Surrounded by lipstick and eye-shadow, Aisha Quashie brushes her cheek with foundation as she mirrors makeup artist Laura Hunt thousands of miles away in London.
The 39-year-old, who finished treatment for lymphoma in March, is doing a private online makeup tutorial while shielding at her Mississauga, Ontario home during the Covid-19 pandemic.
“When you’re going through something like cancer, you tend to stay away regardless, because sometimes you’re not feeling well,” Quashie told Reuters.
“But that additional isolation, just it makes it even that much harder not being able to see family (and) friends. It’s definitely tough mentally.”
For some 30 years, international charity Look Good Feel Better has organised workshops for people living with cancer, giving advice on how to deal with treatment side-effects like dry skin and hair loss.
While group sessions took place at hospitals and cancer support centres around the world, these moved online last year. People living with cancer are considered at higher risk of becoming seriously ill from Covid-19.
Dee Diaz, president and CEO of Look Good Feel Better Canada, said it now offered two one-hour skin and haircare workshops with groups of six to 12 women.
“What’s hard is sometimes that connectivity and now women, when they join, have the option of not turning on their camera,” she said.
“Although ... within the first 10 minutes, the cameras start coming on because they start to feel comfortable, less vulnerable because they are amongst others who are facing the same challenges.”
For her tutorial, Quashie received the same kit as Hunt, who talked her through techniques.
Cancer charities say the pandemic has made it more difficult for patients to reach out to support organisations, themselves facing funding cuts in the past year, according to the Union for International Cancer Control, which leads the World Cancer Day initiative held annually on Feb. 4.
Look Good Feel Better UK, which also offers male grooming workshops, says it reached 4,500 people last year through mostly online sessions and will continue to do so for those living in remote areas.
Briton Bev Francis-Green, who was diagnosed with chronic myeloid leukaemia in 2004, takes oral chemotherapy daily. She and her husband, a delivery driver, use different bathrooms and eat their meals separately to protect her from Covid-19 risks.
“I wouldn’t ask my consultant about my skin going dry because he might view it as vanity,” said Francis-Green, who did a workshop in May before her birthday.

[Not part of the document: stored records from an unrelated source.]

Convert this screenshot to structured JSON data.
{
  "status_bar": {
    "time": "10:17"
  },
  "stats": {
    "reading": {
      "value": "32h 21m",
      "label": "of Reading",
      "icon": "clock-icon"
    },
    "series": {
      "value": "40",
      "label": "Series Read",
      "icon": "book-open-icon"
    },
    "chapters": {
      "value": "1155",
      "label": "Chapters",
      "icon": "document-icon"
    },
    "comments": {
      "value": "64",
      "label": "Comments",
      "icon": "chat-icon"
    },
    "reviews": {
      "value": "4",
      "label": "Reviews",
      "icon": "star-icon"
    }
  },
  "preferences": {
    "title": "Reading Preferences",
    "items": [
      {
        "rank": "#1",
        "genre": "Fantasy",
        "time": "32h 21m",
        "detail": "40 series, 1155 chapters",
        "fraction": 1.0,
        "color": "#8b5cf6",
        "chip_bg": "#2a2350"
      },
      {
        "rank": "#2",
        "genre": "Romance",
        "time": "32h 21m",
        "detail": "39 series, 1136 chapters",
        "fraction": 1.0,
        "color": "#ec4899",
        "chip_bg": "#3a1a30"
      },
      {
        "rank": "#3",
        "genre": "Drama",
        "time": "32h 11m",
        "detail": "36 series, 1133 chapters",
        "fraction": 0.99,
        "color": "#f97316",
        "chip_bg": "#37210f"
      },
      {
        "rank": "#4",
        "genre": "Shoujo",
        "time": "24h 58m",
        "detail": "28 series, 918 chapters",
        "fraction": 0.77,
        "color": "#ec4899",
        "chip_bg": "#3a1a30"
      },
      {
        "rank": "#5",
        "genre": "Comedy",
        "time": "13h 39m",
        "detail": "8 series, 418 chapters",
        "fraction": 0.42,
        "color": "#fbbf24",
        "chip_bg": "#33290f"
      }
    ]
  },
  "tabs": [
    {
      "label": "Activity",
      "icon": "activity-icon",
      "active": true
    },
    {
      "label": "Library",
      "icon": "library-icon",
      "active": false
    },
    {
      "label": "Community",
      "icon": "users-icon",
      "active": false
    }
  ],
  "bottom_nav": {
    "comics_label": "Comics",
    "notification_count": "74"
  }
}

“I’m 57 and I’ve never had a makeup lesson ... It was just something that was a little bit of nicety out of the whole of the doom and gloom.”